BEGIN

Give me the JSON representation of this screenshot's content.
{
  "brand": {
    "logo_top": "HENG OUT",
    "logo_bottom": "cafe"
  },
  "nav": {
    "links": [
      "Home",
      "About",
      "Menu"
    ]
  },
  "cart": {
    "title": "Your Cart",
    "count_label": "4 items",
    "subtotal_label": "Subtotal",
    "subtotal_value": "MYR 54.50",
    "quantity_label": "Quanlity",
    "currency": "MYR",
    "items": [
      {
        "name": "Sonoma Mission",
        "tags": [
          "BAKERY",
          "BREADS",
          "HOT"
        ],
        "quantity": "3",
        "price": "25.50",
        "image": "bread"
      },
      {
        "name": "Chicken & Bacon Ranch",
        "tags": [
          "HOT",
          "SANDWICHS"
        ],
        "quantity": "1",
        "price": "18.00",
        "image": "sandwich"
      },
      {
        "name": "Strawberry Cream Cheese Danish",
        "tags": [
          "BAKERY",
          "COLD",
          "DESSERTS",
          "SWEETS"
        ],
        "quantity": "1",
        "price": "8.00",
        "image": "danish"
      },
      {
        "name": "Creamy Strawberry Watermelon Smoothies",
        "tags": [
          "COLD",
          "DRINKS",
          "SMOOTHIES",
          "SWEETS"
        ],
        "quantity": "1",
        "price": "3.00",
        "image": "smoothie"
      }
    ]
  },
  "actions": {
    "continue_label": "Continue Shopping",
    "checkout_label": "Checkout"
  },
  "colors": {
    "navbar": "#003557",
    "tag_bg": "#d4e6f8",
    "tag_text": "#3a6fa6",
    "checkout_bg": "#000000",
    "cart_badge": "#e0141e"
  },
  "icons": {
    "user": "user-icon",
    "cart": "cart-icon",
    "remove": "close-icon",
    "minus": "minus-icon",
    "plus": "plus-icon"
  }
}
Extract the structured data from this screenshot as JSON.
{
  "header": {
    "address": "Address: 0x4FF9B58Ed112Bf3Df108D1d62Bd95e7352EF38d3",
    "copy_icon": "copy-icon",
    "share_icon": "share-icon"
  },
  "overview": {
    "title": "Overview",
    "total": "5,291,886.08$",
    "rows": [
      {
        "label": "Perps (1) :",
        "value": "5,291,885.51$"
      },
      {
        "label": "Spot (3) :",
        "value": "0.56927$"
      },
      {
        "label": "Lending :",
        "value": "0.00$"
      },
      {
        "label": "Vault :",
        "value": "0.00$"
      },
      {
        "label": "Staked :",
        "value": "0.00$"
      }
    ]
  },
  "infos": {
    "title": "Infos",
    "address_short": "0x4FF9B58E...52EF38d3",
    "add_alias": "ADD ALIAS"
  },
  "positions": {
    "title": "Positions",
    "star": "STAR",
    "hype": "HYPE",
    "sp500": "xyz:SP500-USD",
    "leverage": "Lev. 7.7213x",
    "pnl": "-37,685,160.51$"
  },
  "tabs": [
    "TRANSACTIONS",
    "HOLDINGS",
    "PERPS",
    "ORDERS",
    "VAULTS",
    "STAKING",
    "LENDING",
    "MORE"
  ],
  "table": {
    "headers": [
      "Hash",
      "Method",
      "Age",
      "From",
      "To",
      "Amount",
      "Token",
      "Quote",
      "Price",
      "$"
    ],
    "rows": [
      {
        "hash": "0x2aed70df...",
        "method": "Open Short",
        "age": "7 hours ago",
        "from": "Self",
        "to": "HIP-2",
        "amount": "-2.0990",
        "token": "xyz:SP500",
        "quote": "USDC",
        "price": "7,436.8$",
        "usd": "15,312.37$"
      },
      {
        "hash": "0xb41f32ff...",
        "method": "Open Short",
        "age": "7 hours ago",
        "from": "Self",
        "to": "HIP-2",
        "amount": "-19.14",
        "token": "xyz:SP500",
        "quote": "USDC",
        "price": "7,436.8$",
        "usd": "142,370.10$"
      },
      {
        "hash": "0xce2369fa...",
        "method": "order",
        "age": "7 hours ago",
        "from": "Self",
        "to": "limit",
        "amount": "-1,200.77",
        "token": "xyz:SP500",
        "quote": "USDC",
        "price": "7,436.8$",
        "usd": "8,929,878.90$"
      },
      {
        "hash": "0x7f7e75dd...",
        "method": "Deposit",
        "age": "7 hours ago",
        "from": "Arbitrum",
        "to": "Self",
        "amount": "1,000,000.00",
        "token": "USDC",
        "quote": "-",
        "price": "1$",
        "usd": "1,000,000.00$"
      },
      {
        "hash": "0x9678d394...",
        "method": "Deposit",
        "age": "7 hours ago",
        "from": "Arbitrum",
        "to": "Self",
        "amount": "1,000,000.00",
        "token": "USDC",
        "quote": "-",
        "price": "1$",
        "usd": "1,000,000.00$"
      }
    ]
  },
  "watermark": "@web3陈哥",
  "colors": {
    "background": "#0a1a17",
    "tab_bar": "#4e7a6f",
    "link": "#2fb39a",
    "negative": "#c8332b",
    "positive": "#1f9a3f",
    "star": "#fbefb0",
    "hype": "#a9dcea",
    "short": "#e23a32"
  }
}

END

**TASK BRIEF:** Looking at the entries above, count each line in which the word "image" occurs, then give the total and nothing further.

**EXERCISE SOLUTION:** 4